PROBLEM DETAILS ▸ From the entries below, copy out all lines holding "Lotfußpunkt".

━━━━

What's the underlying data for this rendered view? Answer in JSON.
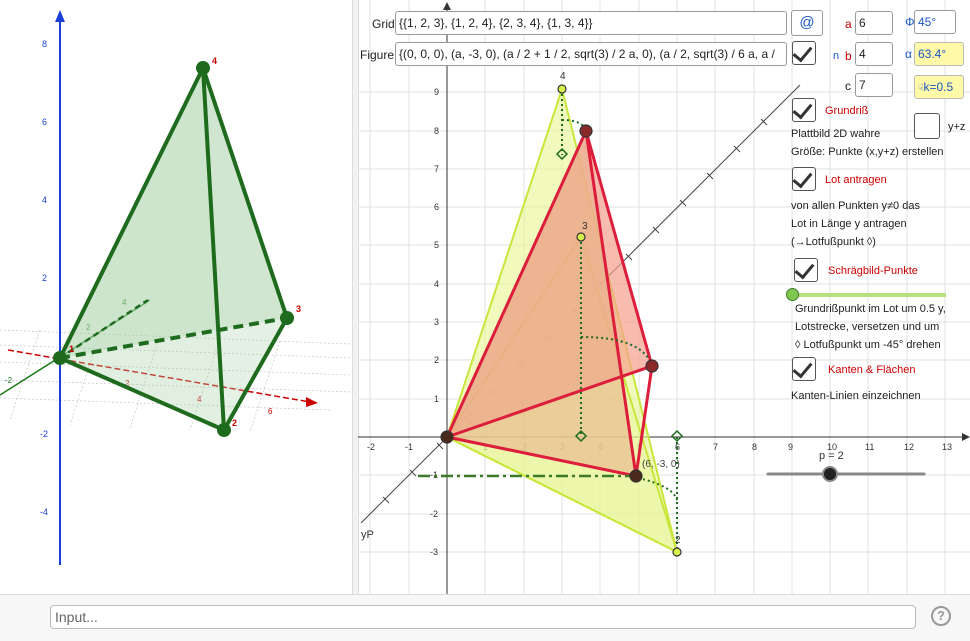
{
  "grid_label": "Grid",
  "grid_value": "{{1, 2, 3}, {1, 2, 4}, {2, 3, 4}, {1, 3, 4}}",
  "figure_label": "Figure",
  "figure_value": "{(0, 0, 0), (a, -3, 0), (a / 2 + 1 / 2, sqrt(3) / 2 a, 0), (a / 2, sqrt(3) / 6 a, a /",
  "at_button": "@",
  "params": {
    "a_label": "a",
    "a_value": "6",
    "b_label": "b",
    "b_value": "4",
    "c_label": "c",
    "c_value": "7",
    "phi_label": "Φ",
    "phi_value": "45°",
    "alpha_label": "α",
    "alpha_value": "63.4°",
    "k_value": "k=0.5",
    "n_label": "n",
    "yz_label": "y+z"
  },
  "checkboxes": {
    "grundriss": "Grundriß",
    "lot": "Lot antragen",
    "schraegbild": "Schrägbild-Punkte",
    "kanten": "Kanten & Flächen"
  },
  "texts": {
    "grundriss_desc1": "Plattbild 2D wahre",
    "grundriss_desc2": "Größe: Punkte (x,y+z) erstellen",
    "lot_desc1": "von allen Punkten y≠0 das",
    "lot_desc2": "Lot in Länge y antragen",
    "lot_desc3": "(→Lotfußpunkt ◊)",
    "schraeg_desc1": "Grundrißpunkt im Lot um 0.5 y,",
    "schraeg_desc2": "Lotstrecke, versetzen und um",
    "schraeg_desc3": "◊ Lotfußpunkt um -45° drehen",
    "kanten_desc": "Kanten-Linien einzeichnen"
  },
  "slider_p_label": "p = 2",
  "point_label_yp": "yP",
  "point_label_6m30": "(6, -3, 0)",
  "pt_labels": {
    "v1": "1",
    "v2": "2",
    "v3": "3",
    "v4": "4"
  },
  "axis3d": {
    "z_ticks": [
      "8",
      "6",
      "4",
      "2",
      "-2",
      "-4"
    ],
    "x_ticks": [
      "2",
      "4",
      "6"
    ],
    "y_ticks": [
      "-2",
      "2",
      "4"
    ]
  },
  "axis2d": {
    "x_ticks": [
      "-2",
      "-1",
      "1",
      "2",
      "3",
      "4",
      "5",
      "6",
      "7",
      "8",
      "9",
      "10",
      "11",
      "12",
      "13"
    ],
    "y_ticks": [
      "9",
      "8",
      "7",
      "6",
      "5",
      "4",
      "3",
      "2",
      "1",
      "-1",
      "-2",
      "-3"
    ]
  },
  "input_placeholder": "Input...",
  "help_icon": "?"
}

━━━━

THE COMPLETED TASK ▸
    "lot_desc3": "(→Lotfußpunkt ◊)",
    "schraeg_desc3": "◊ Lotfußpunkt um -45° drehen",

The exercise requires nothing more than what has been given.